— Assigned task —
Without the pictures, set down everything in the listing exactly.

— Records for the task —
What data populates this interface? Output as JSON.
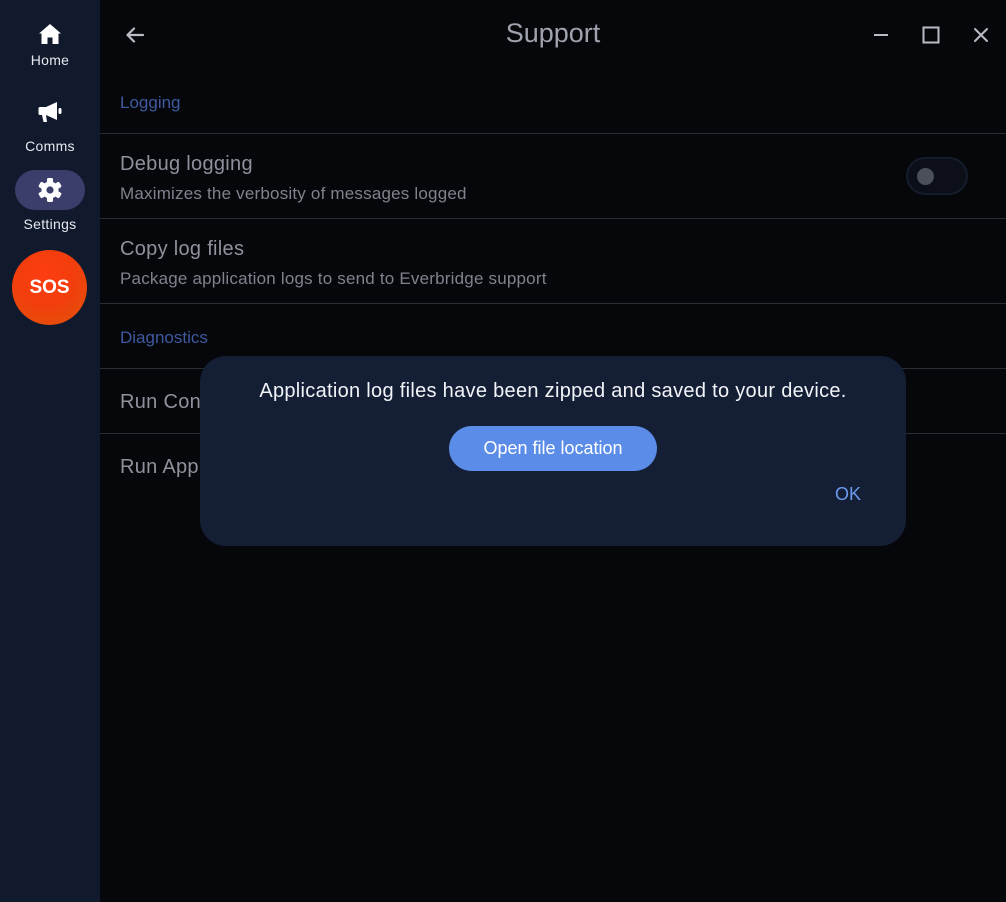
{
  "sidebar": {
    "items": [
      {
        "label": "Home",
        "icon": "home-icon"
      },
      {
        "label": "Comms",
        "icon": "megaphone-icon"
      },
      {
        "label": "Settings",
        "icon": "gear-icon",
        "active": true
      }
    ],
    "sos_label": "SOS"
  },
  "header": {
    "title": "Support"
  },
  "sections": {
    "logging": {
      "header": "Logging",
      "debug_logging": {
        "title": "Debug logging",
        "subtitle": "Maximizes the verbosity of messages logged",
        "toggle_on": false
      },
      "copy_log_files": {
        "title": "Copy log files",
        "subtitle": "Package application logs to send to Everbridge support"
      }
    },
    "diagnostics": {
      "header": "Diagnostics",
      "row1_title": "Run Con",
      "row2_title": "Run App"
    }
  },
  "dialog": {
    "message": "Application log files have been zipped and saved to your device.",
    "open_button": "Open file location",
    "ok_button": "OK"
  },
  "colors": {
    "sidebar_bg": "#111a2d",
    "main_bg": "#06070b",
    "accent": "#5b8de8",
    "section_header": "#3f5aa0",
    "sos": "#f23d0c",
    "dialog_bg": "#141f35"
  }
}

— Task result —
What data populates this interface? Output as JSON.
{
  "sidebar": {
    "items": [
      {
        "label": "Home",
        "icon": "home-icon"
      },
      {
        "label": "Comms",
        "icon": "megaphone-icon"
      },
      {
        "label": "Settings",
        "icon": "gear-icon",
        "active": true
      }
    ],
    "sos_label": "SOS"
  },
  "header": {
    "title": "Support"
  },
  "sections": {
    "logging": {
      "header": "Logging",
      "debug_logging": {
        "title": "Debug logging",
        "subtitle": "Maximizes the verbosity of messages logged",
        "toggle_on": false
      },
      "copy_log_files": {
        "title": "Copy log files",
        "subtitle": "Package application logs to send to Everbridge support"
      }
    },
    "diagnostics": {
      "header": "Diagnostics",
      "row1_title": "Run Con",
      "row2_title": "Run App"
    }
  },
  "dialog": {
    "message": "Application log files have been zipped and saved to your device.",
    "open_button": "Open file location",
    "ok_button": "OK"
  },
  "colors": {
    "sidebar_bg": "#111a2d",
    "main_bg": "#06070b",
    "accent": "#5b8de8",
    "section_header": "#3f5aa0",
    "sos": "#f23d0c",
    "dialog_bg": "#141f35"
  }
}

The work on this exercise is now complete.